> Work to complete
Go through the lines below and count those that contain "Andhra"; the number is all that should be returned.

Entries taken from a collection
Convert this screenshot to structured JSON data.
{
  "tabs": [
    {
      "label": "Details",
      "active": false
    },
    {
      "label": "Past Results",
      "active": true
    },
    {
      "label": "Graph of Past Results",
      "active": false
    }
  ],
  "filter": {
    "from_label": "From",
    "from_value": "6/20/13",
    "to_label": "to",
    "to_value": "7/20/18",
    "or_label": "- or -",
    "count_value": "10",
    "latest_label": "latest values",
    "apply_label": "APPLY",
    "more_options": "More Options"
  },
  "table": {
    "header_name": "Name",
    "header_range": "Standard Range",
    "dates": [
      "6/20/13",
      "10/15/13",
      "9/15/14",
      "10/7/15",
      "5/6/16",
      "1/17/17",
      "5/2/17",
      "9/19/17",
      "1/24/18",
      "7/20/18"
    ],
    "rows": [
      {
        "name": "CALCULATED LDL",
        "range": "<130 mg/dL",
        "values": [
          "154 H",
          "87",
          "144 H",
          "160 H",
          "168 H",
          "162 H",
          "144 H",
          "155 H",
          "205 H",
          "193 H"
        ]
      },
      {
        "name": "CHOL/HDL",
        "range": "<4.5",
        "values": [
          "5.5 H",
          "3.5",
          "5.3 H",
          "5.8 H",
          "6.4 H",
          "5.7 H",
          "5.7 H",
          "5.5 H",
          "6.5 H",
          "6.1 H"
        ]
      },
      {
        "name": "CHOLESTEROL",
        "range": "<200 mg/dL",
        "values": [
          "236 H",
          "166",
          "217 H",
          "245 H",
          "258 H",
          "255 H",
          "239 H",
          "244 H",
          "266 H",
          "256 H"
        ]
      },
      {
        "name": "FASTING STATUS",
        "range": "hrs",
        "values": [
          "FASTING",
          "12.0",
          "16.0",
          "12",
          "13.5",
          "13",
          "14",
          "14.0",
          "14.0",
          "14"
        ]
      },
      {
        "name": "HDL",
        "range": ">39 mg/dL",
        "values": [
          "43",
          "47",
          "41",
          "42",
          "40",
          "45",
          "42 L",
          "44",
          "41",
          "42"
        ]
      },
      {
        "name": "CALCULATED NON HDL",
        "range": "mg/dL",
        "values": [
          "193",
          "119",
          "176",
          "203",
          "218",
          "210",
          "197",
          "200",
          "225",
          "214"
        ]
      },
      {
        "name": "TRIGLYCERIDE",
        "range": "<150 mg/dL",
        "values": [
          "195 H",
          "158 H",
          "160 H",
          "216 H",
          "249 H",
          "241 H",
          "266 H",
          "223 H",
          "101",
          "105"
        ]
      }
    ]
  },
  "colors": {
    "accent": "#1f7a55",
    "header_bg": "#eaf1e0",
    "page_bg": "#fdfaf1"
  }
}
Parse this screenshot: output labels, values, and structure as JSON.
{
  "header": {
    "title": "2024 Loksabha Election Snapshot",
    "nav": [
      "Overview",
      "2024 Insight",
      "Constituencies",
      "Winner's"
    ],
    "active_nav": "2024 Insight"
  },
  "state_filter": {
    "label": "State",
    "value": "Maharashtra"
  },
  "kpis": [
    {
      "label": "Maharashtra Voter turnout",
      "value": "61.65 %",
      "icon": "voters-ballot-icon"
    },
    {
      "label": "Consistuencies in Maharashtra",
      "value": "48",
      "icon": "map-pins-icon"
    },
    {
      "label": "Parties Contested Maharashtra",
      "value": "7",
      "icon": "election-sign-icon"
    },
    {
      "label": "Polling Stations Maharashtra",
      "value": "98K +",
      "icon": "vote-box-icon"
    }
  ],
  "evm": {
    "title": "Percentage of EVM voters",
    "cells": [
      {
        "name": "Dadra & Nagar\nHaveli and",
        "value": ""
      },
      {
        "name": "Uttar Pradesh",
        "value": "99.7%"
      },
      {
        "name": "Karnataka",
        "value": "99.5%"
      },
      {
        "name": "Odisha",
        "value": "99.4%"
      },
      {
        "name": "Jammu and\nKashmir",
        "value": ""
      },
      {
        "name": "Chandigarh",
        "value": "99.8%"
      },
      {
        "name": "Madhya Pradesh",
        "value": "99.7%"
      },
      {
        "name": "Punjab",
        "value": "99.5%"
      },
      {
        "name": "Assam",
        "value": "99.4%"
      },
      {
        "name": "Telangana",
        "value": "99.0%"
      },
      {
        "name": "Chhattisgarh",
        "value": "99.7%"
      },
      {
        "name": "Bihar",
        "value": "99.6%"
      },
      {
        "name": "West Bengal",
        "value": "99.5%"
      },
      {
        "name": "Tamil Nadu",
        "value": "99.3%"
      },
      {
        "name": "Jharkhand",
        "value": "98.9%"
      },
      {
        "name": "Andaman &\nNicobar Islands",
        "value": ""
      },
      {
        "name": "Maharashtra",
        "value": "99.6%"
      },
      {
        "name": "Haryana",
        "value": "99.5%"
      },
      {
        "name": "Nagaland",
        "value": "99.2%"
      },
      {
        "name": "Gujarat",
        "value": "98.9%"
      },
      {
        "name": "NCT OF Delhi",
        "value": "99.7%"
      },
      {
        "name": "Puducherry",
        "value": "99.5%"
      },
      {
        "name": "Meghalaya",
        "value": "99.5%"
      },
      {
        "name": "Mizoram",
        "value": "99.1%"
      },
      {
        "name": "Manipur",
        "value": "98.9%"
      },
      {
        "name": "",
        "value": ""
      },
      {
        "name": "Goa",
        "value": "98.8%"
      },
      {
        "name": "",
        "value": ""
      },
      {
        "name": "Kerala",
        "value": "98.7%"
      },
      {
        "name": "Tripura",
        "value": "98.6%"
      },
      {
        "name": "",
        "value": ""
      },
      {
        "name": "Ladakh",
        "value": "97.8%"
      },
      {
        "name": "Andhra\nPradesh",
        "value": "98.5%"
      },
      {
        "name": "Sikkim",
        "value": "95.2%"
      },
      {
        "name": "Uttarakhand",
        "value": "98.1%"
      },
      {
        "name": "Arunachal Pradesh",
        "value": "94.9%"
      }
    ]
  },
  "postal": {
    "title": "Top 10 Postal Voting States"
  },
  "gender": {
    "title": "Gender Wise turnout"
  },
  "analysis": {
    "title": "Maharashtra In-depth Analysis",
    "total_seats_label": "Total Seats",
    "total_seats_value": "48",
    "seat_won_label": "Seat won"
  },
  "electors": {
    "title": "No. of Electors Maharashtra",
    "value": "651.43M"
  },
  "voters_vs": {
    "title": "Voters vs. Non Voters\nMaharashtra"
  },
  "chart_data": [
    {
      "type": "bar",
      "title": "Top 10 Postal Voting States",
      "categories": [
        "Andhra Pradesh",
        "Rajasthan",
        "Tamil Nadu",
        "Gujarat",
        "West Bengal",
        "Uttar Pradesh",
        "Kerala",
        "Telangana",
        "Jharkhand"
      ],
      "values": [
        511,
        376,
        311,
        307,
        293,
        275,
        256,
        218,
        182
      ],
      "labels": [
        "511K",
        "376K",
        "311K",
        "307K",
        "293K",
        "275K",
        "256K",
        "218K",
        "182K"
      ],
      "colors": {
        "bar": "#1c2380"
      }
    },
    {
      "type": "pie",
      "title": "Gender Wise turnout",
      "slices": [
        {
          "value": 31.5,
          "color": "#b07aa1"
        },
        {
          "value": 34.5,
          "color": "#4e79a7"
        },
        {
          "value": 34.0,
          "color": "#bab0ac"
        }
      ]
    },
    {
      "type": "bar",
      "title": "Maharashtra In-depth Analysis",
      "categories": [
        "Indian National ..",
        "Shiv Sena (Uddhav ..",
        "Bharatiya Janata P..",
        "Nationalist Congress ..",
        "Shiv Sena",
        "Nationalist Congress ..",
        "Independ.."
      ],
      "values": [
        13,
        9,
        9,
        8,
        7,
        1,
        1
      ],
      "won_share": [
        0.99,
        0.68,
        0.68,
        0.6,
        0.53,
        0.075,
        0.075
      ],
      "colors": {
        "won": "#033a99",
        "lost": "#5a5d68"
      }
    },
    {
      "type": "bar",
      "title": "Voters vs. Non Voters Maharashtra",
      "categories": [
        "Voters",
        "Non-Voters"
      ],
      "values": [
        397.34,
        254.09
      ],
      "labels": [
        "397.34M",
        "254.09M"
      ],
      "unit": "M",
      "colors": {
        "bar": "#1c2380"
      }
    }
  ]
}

> Result of the task
2